Victim credited in parole denial
A defendant's parole may have been denied partly because the victim chose to speak to the parole board, a victim's advocate says.
By PEGGY SINKOVICH
VINDICATOR TRUMBULL STAFF
WARREN -- A 41-year-old former city man will have to serve at least 10 more years in prison before he has another chance at freedom.
The state parole board declined last month to free Marvin Dixon, formerly of Palmyra Road, who is serving a 10- to 25-year sentence. Dixon pleaded guilty in March 1996 to a charge of felonious sexual penetration. He was sentenced by Judge W. Wyatt McKay of Trumbull County Common Pleas Court.
"I'm very happy that it will be a long time before he has another chance of getting out," said Miriam Fife, a victim-witness advocate with the Trumbull County prosecutor's office.
Fife said she believes one of the reasons Dixon's parole was denied was that the victim chose to speak to the parole board.
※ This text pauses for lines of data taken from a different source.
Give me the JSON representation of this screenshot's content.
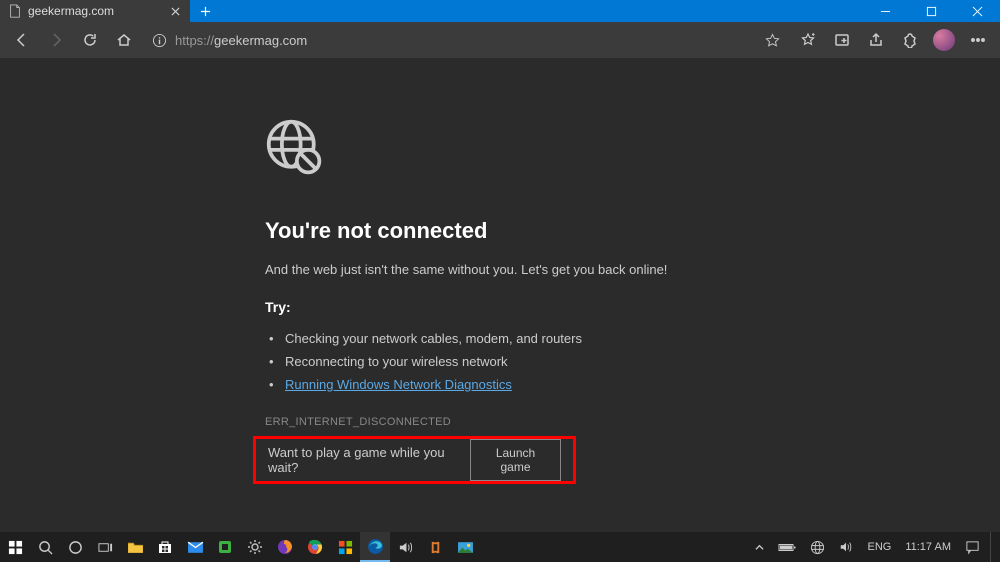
{
  "tab": {
    "title": "geekermag.com"
  },
  "toolbar": {
    "url_proto": "https://",
    "url_host": "geekermag.com"
  },
  "error": {
    "heading": "You're not connected",
    "subtitle": "And the web just isn't the same without you. Let's get you back online!",
    "try_header": "Try:",
    "bullets": [
      "Checking your network cables, modem, and routers",
      "Reconnecting to your wireless network"
    ],
    "diag_link": "Running Windows Network Diagnostics",
    "code": "ERR_INTERNET_DISCONNECTED"
  },
  "game": {
    "prompt": "Want to play a game while you wait?",
    "button": "Launch game"
  },
  "systray": {
    "lang": "ENG",
    "time": "11:17 AM"
  }
}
"There are so many things the parole board doesn't know about the case," Fife said. "It's important the victim tells the board how they were affected physically and emotionally. There is no way the parole board knows what the victim went through unless the victim speaks out."
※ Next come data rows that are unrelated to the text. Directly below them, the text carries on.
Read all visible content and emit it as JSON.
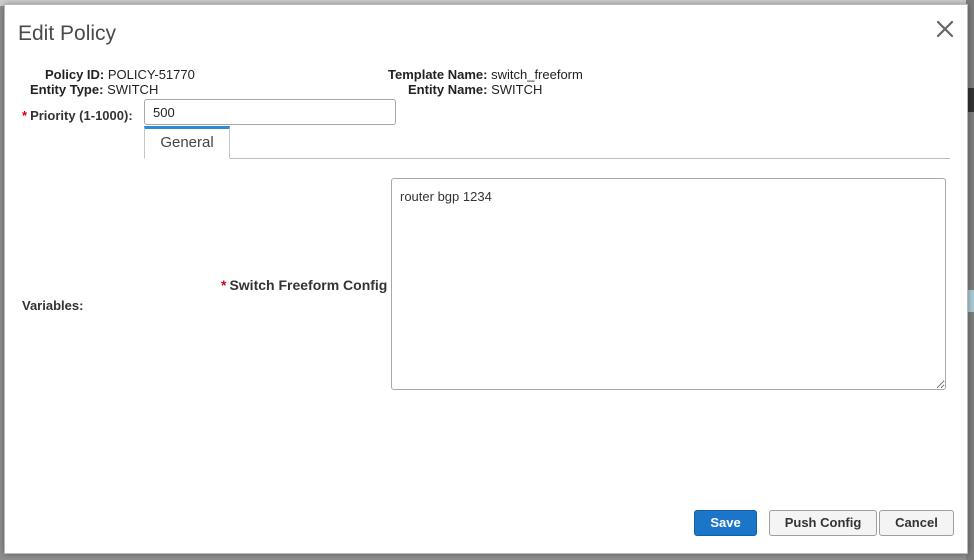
{
  "dialog": {
    "title": "Edit Policy"
  },
  "meta": {
    "policy_id_label": "Policy ID:",
    "policy_id_value": "POLICY-51770",
    "entity_type_label": "Entity Type:",
    "entity_type_value": "SWITCH",
    "template_name_label": "Template Name:",
    "template_name_value": "switch_freeform",
    "entity_name_label": "Entity Name:",
    "entity_name_value": "SWITCH"
  },
  "priority": {
    "required_marker": "*",
    "label": "Priority (1-1000):",
    "value": "500"
  },
  "tabs": [
    {
      "label": "General",
      "active": true
    }
  ],
  "variables": {
    "label": "Variables:",
    "freeform_required_marker": "*",
    "freeform_label": "Switch Freeform Config",
    "freeform_value": "router bgp 1234"
  },
  "buttons": {
    "save": "Save",
    "push_config": "Push Config",
    "cancel": "Cancel"
  },
  "colors": {
    "primary": "#1b76c9",
    "tab_accent": "#2d8cd6",
    "required": "#d0021b"
  },
  "icons": {
    "close": "close-icon",
    "resize": "resize-grip-icon"
  }
}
Victims have a say
Fife said many victims don't realize that what they say can have an effect on how long the offender stays in prison.
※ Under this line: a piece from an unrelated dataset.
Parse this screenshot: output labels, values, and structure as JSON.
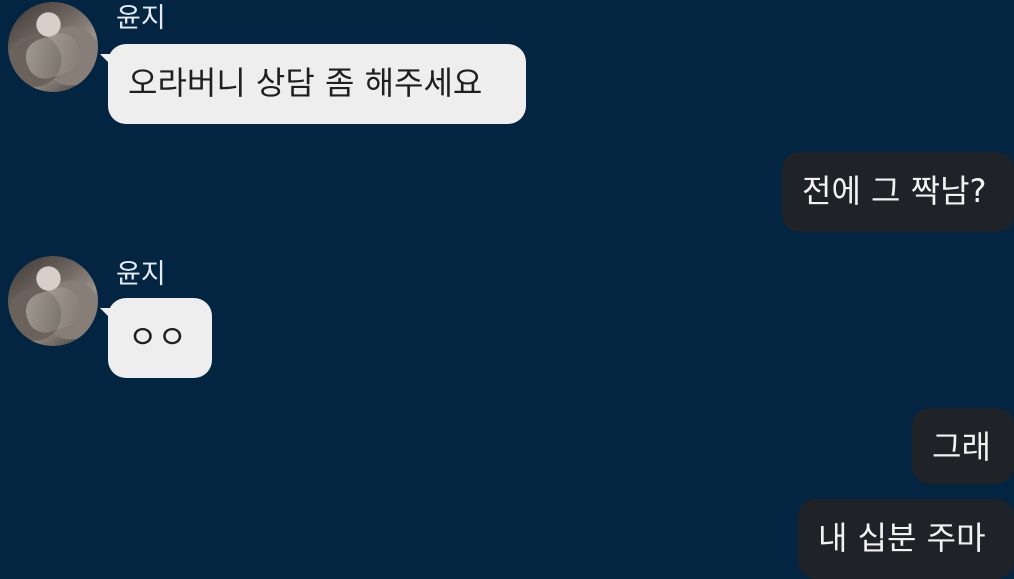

"In 1996 the law changed and we have truth in sentencing, which means there is no more early parole," Fife said. "Criminals, however, can now get judicial release, which means they can ask the judge to get out early. The victims can go to court and voice their opinion."
Fife said that most criminals, especially in sex offense cases, must serve five years of parole. She said that victims can ask the court to place certain restrictions on them during that time.
"Victims can request that the offender stay away from them and their family," Fife noted. "They can also request that the offender attend counseling and stay off of drugs and alcohol."